*Exercise requirements*
Please repeat every record below exactly as written, but leave out the pictures.
|---|
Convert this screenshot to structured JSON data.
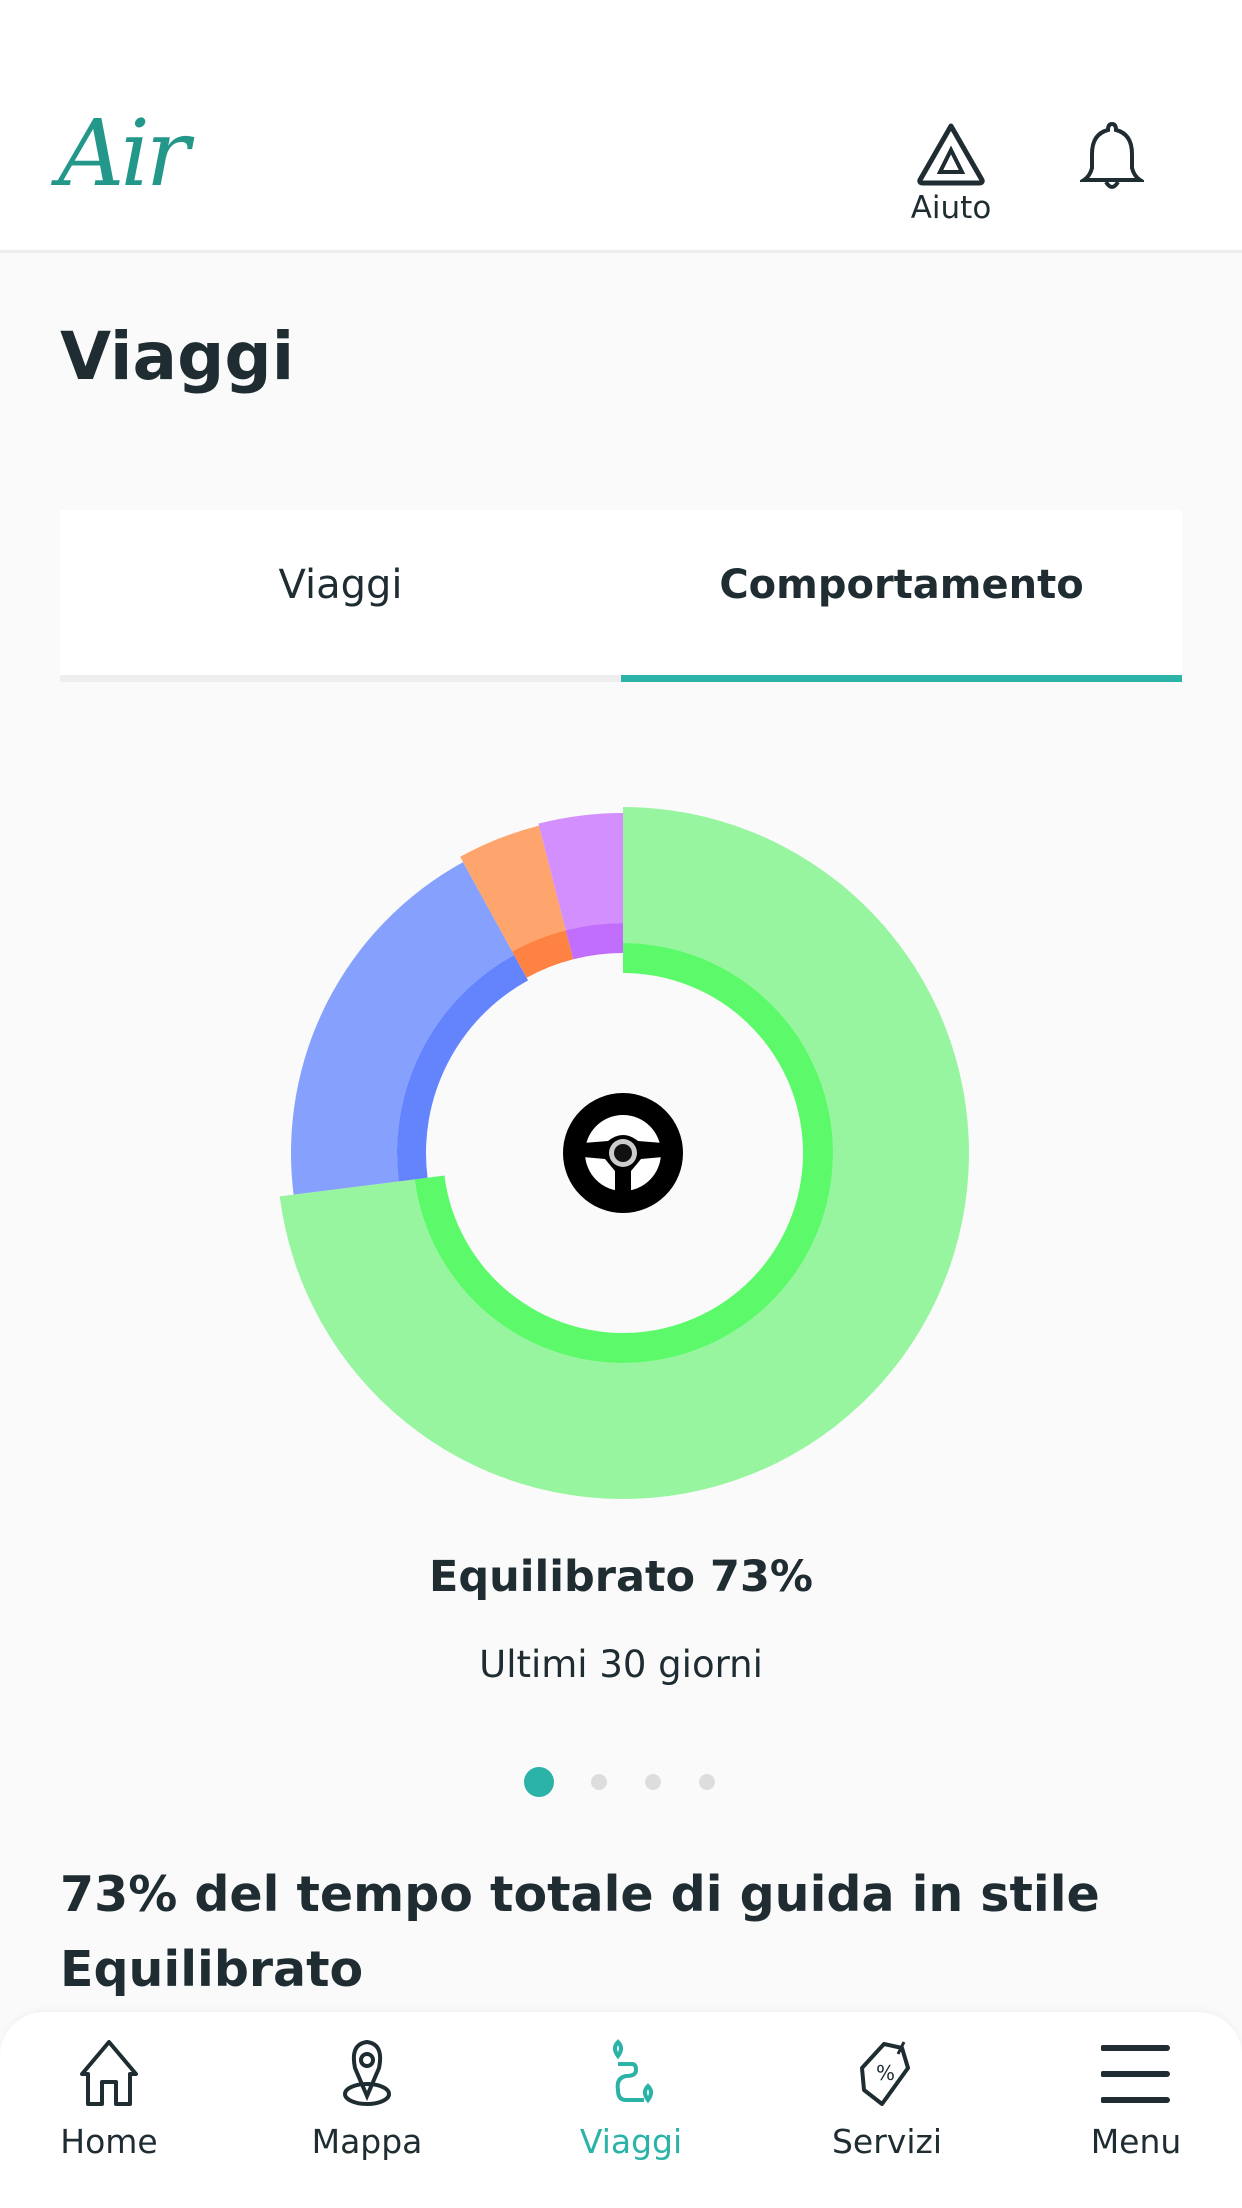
{
  "header": {
    "logo": "Air",
    "help_label": "Aiuto"
  },
  "page_title": "Viaggi",
  "tabs": [
    {
      "label": "Viaggi",
      "active": false
    },
    {
      "label": "Comportamento",
      "active": true
    }
  ],
  "accent_color": "#2bb3a8",
  "chart_data": {
    "type": "pie",
    "style": "donut",
    "slices": [
      {
        "value": 73,
        "outer_color": "#98f59f",
        "inner_color": "#5cfa6a"
      },
      {
        "value": 19,
        "outer_color": "#86a0fd",
        "inner_color": "#6484fd"
      },
      {
        "value": 4,
        "outer_color": "#fea46d",
        "inner_color": "#fe8343"
      },
      {
        "value": 4,
        "outer_color": "#d28ffd",
        "inner_color": "#c06efb"
      }
    ],
    "center_icon": "steering-wheel-icon"
  },
  "summary": {
    "title": "Equilibrato 73%",
    "subtitle": "Ultimi 30 giorni"
  },
  "pager": {
    "pages": 4,
    "current": 1
  },
  "description": "73% del tempo totale di guida in stile Equilibrato",
  "nav": [
    {
      "label": "Home",
      "icon": "home-icon"
    },
    {
      "label": "Mappa",
      "icon": "map-pin-icon"
    },
    {
      "label": "Viaggi",
      "icon": "route-icon",
      "active": true
    },
    {
      "label": "Servizi",
      "icon": "discount-tag-icon"
    },
    {
      "label": "Menu",
      "icon": "hamburger-icon"
    }
  ]
}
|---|
*Expected answer*
Convert this screenshot to structured JSON data.
{
  "header": {
    "logo": "Air",
    "help_label": "Aiuto"
  },
  "page_title": "Viaggi",
  "tabs": [
    {
      "label": "Viaggi",
      "active": false
    },
    {
      "label": "Comportamento",
      "active": true
    }
  ],
  "accent_color": "#2bb3a8",
  "chart_data": {
    "type": "pie",
    "style": "donut",
    "slices": [
      {
        "value": 73,
        "outer_color": "#98f59f",
        "inner_color": "#5cfa6a"
      },
      {
        "value": 19,
        "outer_color": "#86a0fd",
        "inner_color": "#6484fd"
      },
      {
        "value": 4,
        "outer_color": "#fea46d",
        "inner_color": "#fe8343"
      },
      {
        "value": 4,
        "outer_color": "#d28ffd",
        "inner_color": "#c06efb"
      }
    ],
    "center_icon": "steering-wheel-icon"
  },
  "summary": {
    "title": "Equilibrato 73%",
    "subtitle": "Ultimi 30 giorni"
  },
  "pager": {
    "pages": 4,
    "current": 1
  },
  "description": "73% del tempo totale di guida in stile Equilibrato",
  "nav": [
    {
      "label": "Home",
      "icon": "home-icon"
    },
    {
      "label": "Mappa",
      "icon": "map-pin-icon"
    },
    {
      "label": "Viaggi",
      "icon": "route-icon",
      "active": true
    },
    {
      "label": "Servizi",
      "icon": "discount-tag-icon"
    },
    {
      "label": "Menu",
      "icon": "hamburger-icon"
    }
  ]
}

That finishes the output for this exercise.